Unless they have another source of unconditional love, such boys fail to develop, or lose, the neural circuits that control the capacity to feel and to form healthy relationships. That makes them hypersensitive to perceived injustice. A sense of injustice is often accompanied by a feeling of abject powerlessness. An adult can often see his way to restoring a sense of self-worth, says psychiatrist James Gilligan of Harvard Medical School, through success in work or love. A child usually lacks the emotional skills to do that. As one killer told Garbarino's colleague, "I'd rather be wanted for murder than not wanted at all."
THAT THE LITTLETON MASSACRE ended in suicide may not be a coincidence. As Michael Carneal was wrestled to the ground after killing three fellow students in Paducah in 1997, he cried out, "Kill me now!" Kip Kinkel pleaded with the schoolmates who stopped him, "Shoot me!" With suicide "you get immortality," says Michael Flynn of the John Jay College of Criminal Justice. "That is a great feeling of power for an adolescent who has no sense that he matters."
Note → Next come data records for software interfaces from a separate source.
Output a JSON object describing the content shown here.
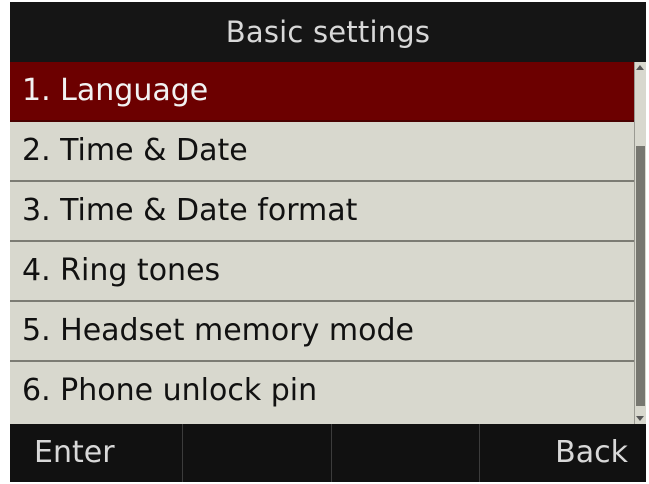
{
  "header": {
    "title": "Basic settings"
  },
  "menu": {
    "items": [
      {
        "label": "1. Language",
        "selected": true
      },
      {
        "label": "2. Time & Date",
        "selected": false
      },
      {
        "label": "3. Time & Date format",
        "selected": false
      },
      {
        "label": "4. Ring tones",
        "selected": false
      },
      {
        "label": "5. Headset memory mode",
        "selected": false
      },
      {
        "label": "6. Phone unlock pin",
        "selected": false
      }
    ]
  },
  "softkeys": {
    "key1": "Enter",
    "key2": "",
    "key3": "",
    "key4": "Back"
  },
  "colors": {
    "selection": "#6c0000",
    "list_background": "#d8d8ce",
    "bar_background": "#111111",
    "bar_text": "#d8d8d8"
  }
}
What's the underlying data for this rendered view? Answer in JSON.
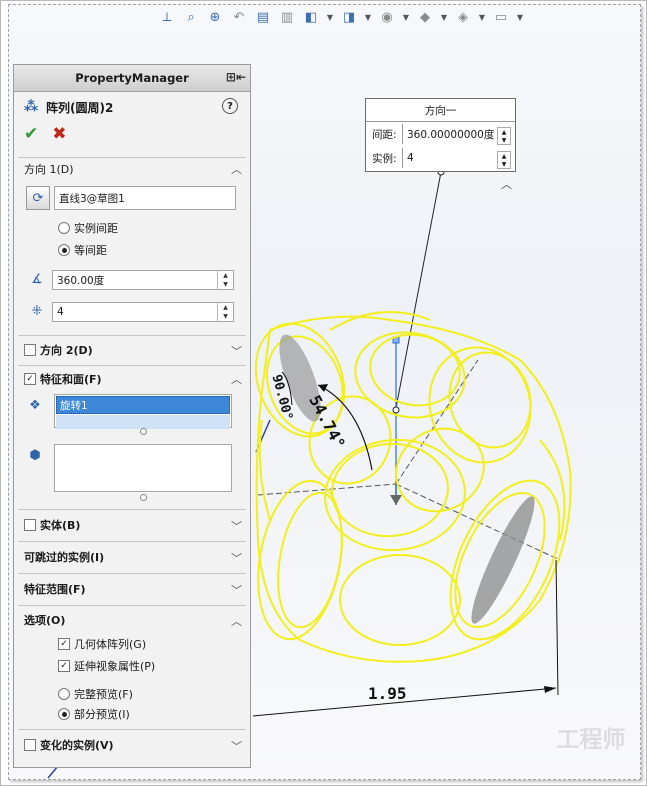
{
  "toolbar": {
    "icons": [
      "view-orientation-icon",
      "zoom-fit-icon",
      "zoom-area-icon",
      "previous-view-icon",
      "section-view-icon",
      "dynamic-annotation-icon",
      "view-cube-icon",
      "display-style-icon",
      "hide-show-icon",
      "edit-appearance-icon",
      "apply-scene-icon",
      "view-settings-icon"
    ]
  },
  "pm": {
    "title": "PropertyManager",
    "feature_title": "阵列(圆周)2",
    "help": "?",
    "ok": "✔",
    "cancel": "✖",
    "direction1": {
      "header": "方向 1(D)",
      "axis_value": "直线3@草图1",
      "radio_instance_spacing": "实例间距",
      "radio_equal_spacing": "等间距",
      "angle_value": "360.00度",
      "count_value": "4"
    },
    "direction2": {
      "header": "方向 2(D)"
    },
    "features": {
      "header": "特征和面(F)",
      "selected_item": "旋转1"
    },
    "bodies": {
      "header": "实体(B)"
    },
    "skip": {
      "header": "可跳过的实例(I)"
    },
    "scope": {
      "header": "特征范围(F)"
    },
    "options": {
      "header": "选项(O)",
      "geometry_pattern": "几何体阵列(G)",
      "propagate_visual": "延伸视象属性(P)",
      "full_preview": "完整预览(F)",
      "partial_preview": "部分预览(I)"
    },
    "varying": {
      "header": "变化的实例(V)"
    }
  },
  "callout": {
    "title": "方向一",
    "spacing_label": "间距:",
    "spacing_value": "360.00000000度",
    "count_label": "实例:",
    "count_value": "4"
  },
  "dimensions": {
    "angle1": "54.74°",
    "angle2": "90.00°",
    "length": "1.95"
  },
  "watermark": "工程师"
}
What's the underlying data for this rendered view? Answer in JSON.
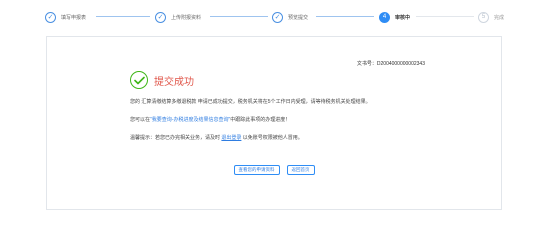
{
  "steps": [
    {
      "number": "1",
      "label": "填写申报表",
      "status": "done"
    },
    {
      "number": "2",
      "label": "上传附报资料",
      "status": "done"
    },
    {
      "number": "3",
      "label": "预览提交",
      "status": "done"
    },
    {
      "number": "4",
      "label": "审核中",
      "status": "active"
    },
    {
      "number": "5",
      "label": "完成",
      "status": "pending"
    }
  ],
  "card": {
    "doc_no_label": "文书号：",
    "doc_no_value": "D2004000000002343",
    "success_title": "提交成功",
    "line1": "您的 汇算清缴结算多缴退税款 申请已成功提交，税务机关将在5个工作日内受理，请等待税务机关处理结果。",
    "line2_prefix": "您可以在",
    "line2_link": "\"我要查询-办税进度及结果信息查询\"",
    "line2_suffix": "中跟踪此事项的办理进度！",
    "line3_prefix": "温馨提示：若您已办完相关业务，请及时 ",
    "line3_link": "退出登录",
    "line3_suffix": " 以免账号权限被他人冒用。",
    "buttons": {
      "view_submitted": "查看您的申请资料",
      "return": "返回首页"
    }
  },
  "colors": {
    "accent": "#2f8df5",
    "success": "#3fb618",
    "title_red": "#e0564a"
  }
}
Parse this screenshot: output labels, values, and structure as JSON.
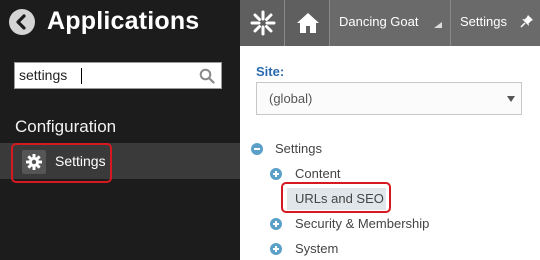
{
  "left_panel": {
    "title": "Applications",
    "search": {
      "value": "settings",
      "placeholder": ""
    },
    "section_heading": "Configuration",
    "results": [
      {
        "label": "Settings",
        "icon": "gear-icon",
        "selected": true
      }
    ]
  },
  "topbar": {
    "logo_icon": "kentico-logo-icon",
    "home_icon": "home-icon",
    "site_name": "Dancing Goat",
    "current_app": "Settings",
    "pin_icon": "pin-icon"
  },
  "content": {
    "site_label": "Site:",
    "site_select_value": "(global)",
    "tree": {
      "root": "Settings",
      "children": [
        {
          "label": "Content",
          "expandable": true
        },
        {
          "label": "URLs and SEO",
          "expandable": false,
          "selected": true
        },
        {
          "label": "Security & Membership",
          "expandable": true
        },
        {
          "label": "System",
          "expandable": true
        }
      ]
    }
  },
  "colors": {
    "highlight_border": "#d61920",
    "left_bg": "#1c1c1c",
    "topbar_bg": "#6a6a6a",
    "site_label": "#2a6ab0",
    "tree_bullet": "#5aa0c8"
  }
}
The good news is that understanding the roots of violence offers clues on how to prevent it. The bad news is that ever more children are exposed to the influences that, in the already vulnerable, can produce a bent toward murder. Juvenile homicide is twice as common today as it was in the mid-1980s. It isn't the brains kids are born with that has changed in half a generation; what has changed is the ubiquity of violence, the easy access to guns and the glorification of revenge in real life and in entertainment. To deny the role of these influences is like denying that air pollution triggers childhood asthma. Yes, to develop asthma a child needs a specific, biological vulnerability. But as long as some children have this respiratory vulnerability—and some always will—then allowing pollution to fill our air will make some children wheeze, and cough, and die. And as long as some children have a neurological vulnerability—and some always will—then turning a blind eye to bad parenting, bullying and the gun culture will make other children seethe, and withdraw, and kill.
With ADAM ROGERS, PAT WINGERT and THOMAS HAYDEN